Music on Vinyl reissue The Maytals’ From the Roots, a record of a group transitioning into one of the mainstays of reggae music.
When you think of The Maytals, most people these days would put the name ‘Toots’ before it. Before they added Frederick ‘Toots’ Hibbert’s name at the forefront in the late 70s’ and became the household reggae roots band we all love, they put a lot of work into transitioning into the reggae stars they became. 1973’s From the Roots is a great example of this transition, showing off a more lively, ska vibe in places with some of the best vocals and addictive, bass-laden tracks they’ve ever offered up. Reissued by Music on Vinyl, the record comes on 180-gram orange vinyl with original cover art and limited to 750 copies.
Kicking in with the inventive and vibrant Pee Pee Cluck Cluck, you’re straight away impressed with the quality of the recording for a record originally released in 1973. Guitars are impressively bright against the tight and settled drum playing with Toots’ vocals crisp and full of energy.
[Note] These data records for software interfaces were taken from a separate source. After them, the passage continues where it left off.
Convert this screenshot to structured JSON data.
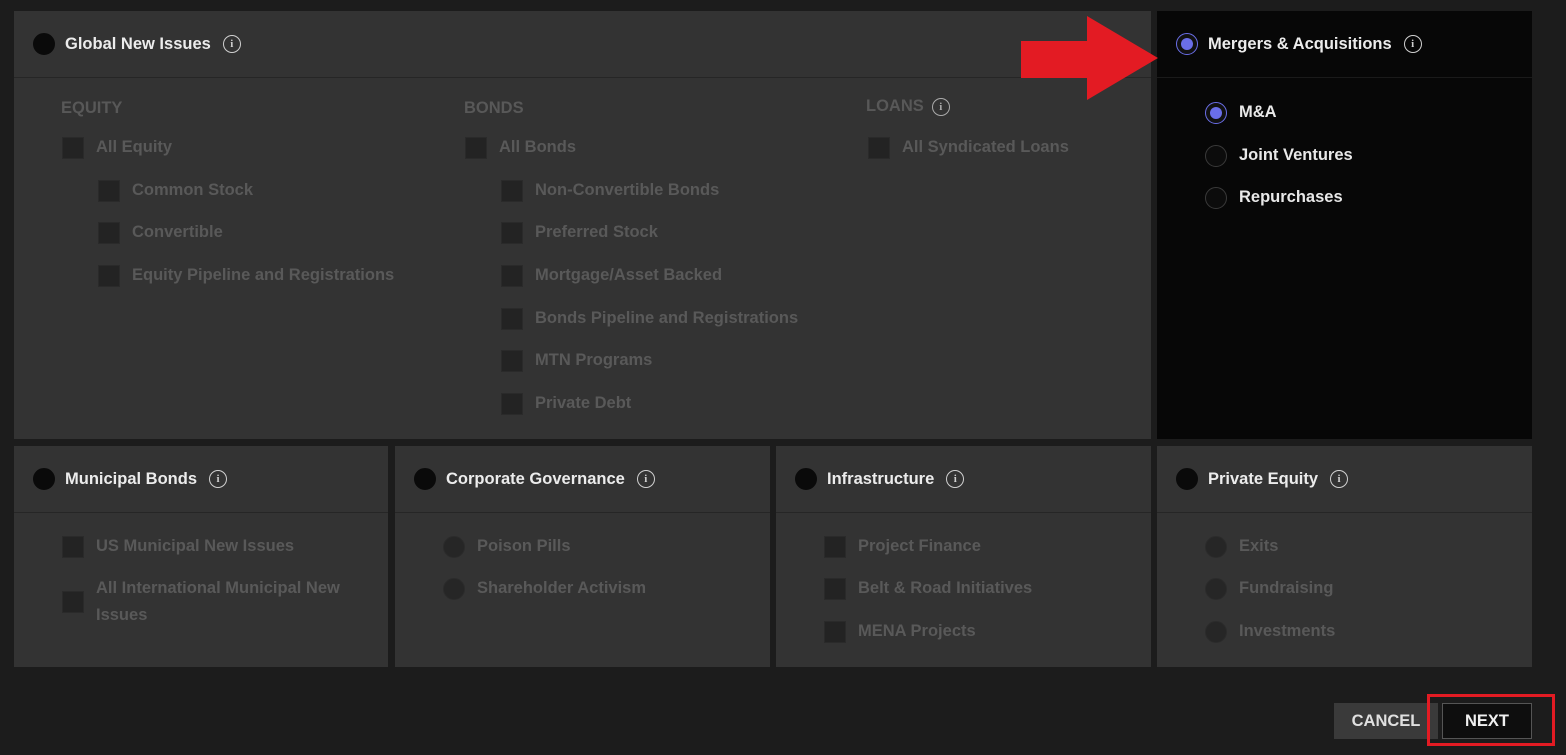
{
  "panels": {
    "global_new_issues": {
      "title": "Global New Issues",
      "categories": {
        "equity": {
          "title": "EQUITY",
          "items": [
            "All Equity",
            "Common Stock",
            "Convertible",
            "Equity Pipeline and Registrations"
          ]
        },
        "bonds": {
          "title": "BONDS",
          "items": [
            "All Bonds",
            "Non-Convertible Bonds",
            "Preferred Stock",
            "Mortgage/Asset Backed",
            "Bonds Pipeline and Registrations",
            "MTN Programs",
            "Private Debt"
          ]
        },
        "loans": {
          "title": "LOANS",
          "items": [
            "All Syndicated Loans"
          ]
        }
      }
    },
    "mergers_acquisitions": {
      "title": "Mergers & Acquisitions",
      "items": [
        "M&A",
        "Joint Ventures",
        "Repurchases"
      ],
      "selected_item": "M&A"
    },
    "municipal_bonds": {
      "title": "Municipal Bonds",
      "items": [
        "US Municipal New Issues",
        "All International Municipal New Issues"
      ]
    },
    "corporate_governance": {
      "title": "Corporate Governance",
      "items": [
        "Poison Pills",
        "Shareholder Activism"
      ]
    },
    "infrastructure": {
      "title": "Infrastructure",
      "items": [
        "Project Finance",
        "Belt & Road Initiatives",
        "MENA Projects"
      ]
    },
    "private_equity": {
      "title": "Private Equity",
      "items": [
        "Exits",
        "Fundraising",
        "Investments"
      ]
    }
  },
  "buttons": {
    "cancel": "CANCEL",
    "next": "NEXT"
  },
  "annotations": {
    "arrow_color": "#e31b23",
    "highlight_color": "#e31b23"
  },
  "colors": {
    "accent": "#6a6ee8",
    "background": "#1c1c1c",
    "panel": "#333333",
    "selected_panel": "#070707"
  }
}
The track itself is a showcase to the faster pace set out on the record with some tight vocal riffing and backing vocals holding everything together. Loving Spirit follows and continues the warm disposition among reggae beats and lyrics of happiness, love, and kindness.
As with many of The Maytals’ records, From the Roots focuses on love and spirituality as its mainstay of content, breathing life into the music through the power and forthrightness that comes with emotions built around these topics. Gold and Silver has the rhythm and fun attitude of earlier hit Monkey Man by once again drawing on that pace and free love attitude, whereas Koo Koo features a more dexterous guitar track with the vocals more settled and deeper than on previous songs.
As we get into the deeper cuts we’re able to hear the transition and difference in ideas that this album has to offer, even if sometimes they’re very subtle. One Eye Enos might still have that faster pace but it has some of the catchy and playful nature found in later Toots and The Maytals tracks, changing tone and structure at the drop of the hat before switching back and settling into a chorus. Got To Feel then changes things up completely with more emphasis on both vocals and backing vocals, even becoming distorted in the chorus amongst a catchy riff and party atmosphere.
The record ends in an interesting fashion with a cover of the Lennon/McCartney penned Give Peace A Chance. The Maytals up the pace once again and make it almost unrecognisable from the original, with some of the most enigmatic vocals on the record. You almost feel out of breath yourself as the band jam mercilessly in a track that refuses to end quietly.
From The Roots is an upbeat and enjoyable record of a band transitioning to their more well-known sound. It shows off their work ethic and energy, showing why they earned the right to be one of the biggest bands in reggae.